Data supplied =
———

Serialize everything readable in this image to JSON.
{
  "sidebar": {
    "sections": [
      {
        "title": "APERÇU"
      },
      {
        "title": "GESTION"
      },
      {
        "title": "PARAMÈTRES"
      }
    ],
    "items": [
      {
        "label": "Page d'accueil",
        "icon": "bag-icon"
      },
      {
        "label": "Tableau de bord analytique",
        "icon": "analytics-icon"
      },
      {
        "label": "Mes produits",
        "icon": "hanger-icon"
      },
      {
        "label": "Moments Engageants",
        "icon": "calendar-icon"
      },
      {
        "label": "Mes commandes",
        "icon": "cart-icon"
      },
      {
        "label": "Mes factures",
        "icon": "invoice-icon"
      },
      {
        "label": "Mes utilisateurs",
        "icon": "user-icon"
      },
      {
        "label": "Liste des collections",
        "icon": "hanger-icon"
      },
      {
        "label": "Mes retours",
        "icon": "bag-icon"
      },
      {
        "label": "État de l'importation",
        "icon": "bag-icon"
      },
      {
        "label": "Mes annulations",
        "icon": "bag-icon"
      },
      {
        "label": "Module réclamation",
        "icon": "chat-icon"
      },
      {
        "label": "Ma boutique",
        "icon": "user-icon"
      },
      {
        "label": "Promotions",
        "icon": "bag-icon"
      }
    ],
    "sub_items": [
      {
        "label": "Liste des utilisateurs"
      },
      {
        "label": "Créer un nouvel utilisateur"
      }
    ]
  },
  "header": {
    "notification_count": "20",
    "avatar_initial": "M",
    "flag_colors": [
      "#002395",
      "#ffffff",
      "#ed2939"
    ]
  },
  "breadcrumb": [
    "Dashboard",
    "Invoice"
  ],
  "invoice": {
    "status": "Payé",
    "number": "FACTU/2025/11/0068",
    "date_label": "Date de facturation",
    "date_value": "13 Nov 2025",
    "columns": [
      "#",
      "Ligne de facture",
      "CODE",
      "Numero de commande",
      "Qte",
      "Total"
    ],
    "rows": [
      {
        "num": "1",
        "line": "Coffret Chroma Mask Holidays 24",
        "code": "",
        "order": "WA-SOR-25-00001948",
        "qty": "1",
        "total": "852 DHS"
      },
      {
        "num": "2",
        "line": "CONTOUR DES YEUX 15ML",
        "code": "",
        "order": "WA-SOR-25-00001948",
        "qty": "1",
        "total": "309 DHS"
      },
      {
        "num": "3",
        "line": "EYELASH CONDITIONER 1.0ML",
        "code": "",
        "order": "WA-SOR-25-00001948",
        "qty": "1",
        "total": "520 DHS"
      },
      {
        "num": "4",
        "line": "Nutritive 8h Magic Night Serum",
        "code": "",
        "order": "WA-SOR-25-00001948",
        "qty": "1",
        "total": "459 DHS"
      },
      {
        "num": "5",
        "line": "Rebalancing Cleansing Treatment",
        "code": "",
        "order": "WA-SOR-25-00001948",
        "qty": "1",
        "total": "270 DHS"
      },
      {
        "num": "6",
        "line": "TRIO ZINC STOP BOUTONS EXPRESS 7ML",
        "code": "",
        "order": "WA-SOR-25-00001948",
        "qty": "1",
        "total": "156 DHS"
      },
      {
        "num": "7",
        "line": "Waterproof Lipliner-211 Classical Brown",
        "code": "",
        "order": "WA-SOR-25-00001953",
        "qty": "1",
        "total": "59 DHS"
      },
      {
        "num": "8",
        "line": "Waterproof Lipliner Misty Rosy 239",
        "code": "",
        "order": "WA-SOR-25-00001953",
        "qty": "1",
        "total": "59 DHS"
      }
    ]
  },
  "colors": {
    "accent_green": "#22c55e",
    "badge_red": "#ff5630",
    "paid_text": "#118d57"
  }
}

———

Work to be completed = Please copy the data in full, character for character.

Solution to this task =
Serialize everything readable in this image to JSON.
{
  "sidebar": {
    "sections": [
      {
        "title": "APERÇU"
      },
      {
        "title": "GESTION"
      },
      {
        "title": "PARAMÈTRES"
      }
    ],
    "items": [
      {
        "label": "Page d'accueil",
        "icon": "bag-icon"
      },
      {
        "label": "Tableau de bord analytique",
        "icon": "analytics-icon"
      },
      {
        "label": "Mes produits",
        "icon": "hanger-icon"
      },
      {
        "label": "Moments Engageants",
        "icon": "calendar-icon"
      },
      {
        "label": "Mes commandes",
        "icon": "cart-icon"
      },
      {
        "label": "Mes factures",
        "icon": "invoice-icon"
      },
      {
        "label": "Mes utilisateurs",
        "icon": "user-icon"
      },
      {
        "label": "Liste des collections",
        "icon": "hanger-icon"
      },
      {
        "label": "Mes retours",
        "icon": "bag-icon"
      },
      {
        "label": "État de l'importation",
        "icon": "bag-icon"
      },
      {
        "label": "Mes annulations",
        "icon": "bag-icon"
      },
      {
        "label": "Module réclamation",
        "icon": "chat-icon"
      },
      {
        "label": "Ma boutique",
        "icon": "user-icon"
      },
      {
        "label": "Promotions",
        "icon": "bag-icon"
      }
    ],
    "sub_items": [
      {
        "label": "Liste des utilisateurs"
      },
      {
        "label": "Créer un nouvel utilisateur"
      }
    ]
  },
  "header": {
    "notification_count": "20",
    "avatar_initial": "M",
    "flag_colors": [
      "#002395",
      "#ffffff",
      "#ed2939"
    ]
  },
  "breadcrumb": [
    "Dashboard",
    "Invoice"
  ],
  "invoice": {
    "status": "Payé",
    "number": "FACTU/2025/11/0068",
    "date_label": "Date de facturation",
    "date_value": "13 Nov 2025",
    "columns": [
      "#",
      "Ligne de facture",
      "CODE",
      "Numero de commande",
      "Qte",
      "Total"
    ],
    "rows": [
      {
        "num": "1",
        "line": "Coffret Chroma Mask Holidays 24",
        "code": "",
        "order": "WA-SOR-25-00001948",
        "qty": "1",
        "total": "852 DHS"
      },
      {
        "num": "2",
        "line": "CONTOUR DES YEUX 15ML",
        "code": "",
        "order": "WA-SOR-25-00001948",
        "qty": "1",
        "total": "309 DHS"
      },
      {
        "num": "3",
        "line": "EYELASH CONDITIONER 1.0ML",
        "code": "",
        "order": "WA-SOR-25-00001948",
        "qty": "1",
        "total": "520 DHS"
      },
      {
        "num": "4",
        "line": "Nutritive 8h Magic Night Serum",
        "code": "",
        "order": "WA-SOR-25-00001948",
        "qty": "1",
        "total": "459 DHS"
      },
      {
        "num": "5",
        "line": "Rebalancing Cleansing Treatment",
        "code": "",
        "order": "WA-SOR-25-00001948",
        "qty": "1",
        "total": "270 DHS"
      },
      {
        "num": "6",
        "line": "TRIO ZINC STOP BOUTONS EXPRESS 7ML",
        "code": "",
        "order": "WA-SOR-25-00001948",
        "qty": "1",
        "total": "156 DHS"
      },
      {
        "num": "7",
        "line": "Waterproof Lipliner-211 Classical Brown",
        "code": "",
        "order": "WA-SOR-25-00001953",
        "qty": "1",
        "total": "59 DHS"
      },
      {
        "num": "8",
        "line": "Waterproof Lipliner Misty Rosy 239",
        "code": "",
        "order": "WA-SOR-25-00001953",
        "qty": "1",
        "total": "59 DHS"
      }
    ]
  },
  "colors": {
    "accent_green": "#22c55e",
    "badge_red": "#ff5630",
    "paid_text": "#118d57"
  }
}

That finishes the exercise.